*** Opening PROVIDED MATERIAL ***

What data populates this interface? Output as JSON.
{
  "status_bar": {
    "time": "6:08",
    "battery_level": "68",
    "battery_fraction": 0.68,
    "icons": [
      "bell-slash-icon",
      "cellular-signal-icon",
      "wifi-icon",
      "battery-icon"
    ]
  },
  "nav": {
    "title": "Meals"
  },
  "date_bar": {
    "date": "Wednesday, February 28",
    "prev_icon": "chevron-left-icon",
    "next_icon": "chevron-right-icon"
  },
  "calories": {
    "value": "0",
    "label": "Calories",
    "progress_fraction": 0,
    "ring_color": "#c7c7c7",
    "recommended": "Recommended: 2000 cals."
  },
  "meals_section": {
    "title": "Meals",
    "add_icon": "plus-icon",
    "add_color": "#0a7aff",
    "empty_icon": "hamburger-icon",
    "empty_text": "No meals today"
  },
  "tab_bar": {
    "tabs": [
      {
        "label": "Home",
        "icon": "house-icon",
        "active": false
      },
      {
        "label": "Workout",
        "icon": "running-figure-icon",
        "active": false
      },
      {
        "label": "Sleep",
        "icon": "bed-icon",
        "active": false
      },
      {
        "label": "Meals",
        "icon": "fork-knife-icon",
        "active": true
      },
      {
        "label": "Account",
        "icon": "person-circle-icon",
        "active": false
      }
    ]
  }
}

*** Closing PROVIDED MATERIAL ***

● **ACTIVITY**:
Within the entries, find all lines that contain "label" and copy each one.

● **OUTPUT OF THE EXERCISE**:
    "label": "Calories",
        "label": "Home",
        "label": "Workout",
        "label": "Sleep",
        "label": "Meals",
        "label": "Account",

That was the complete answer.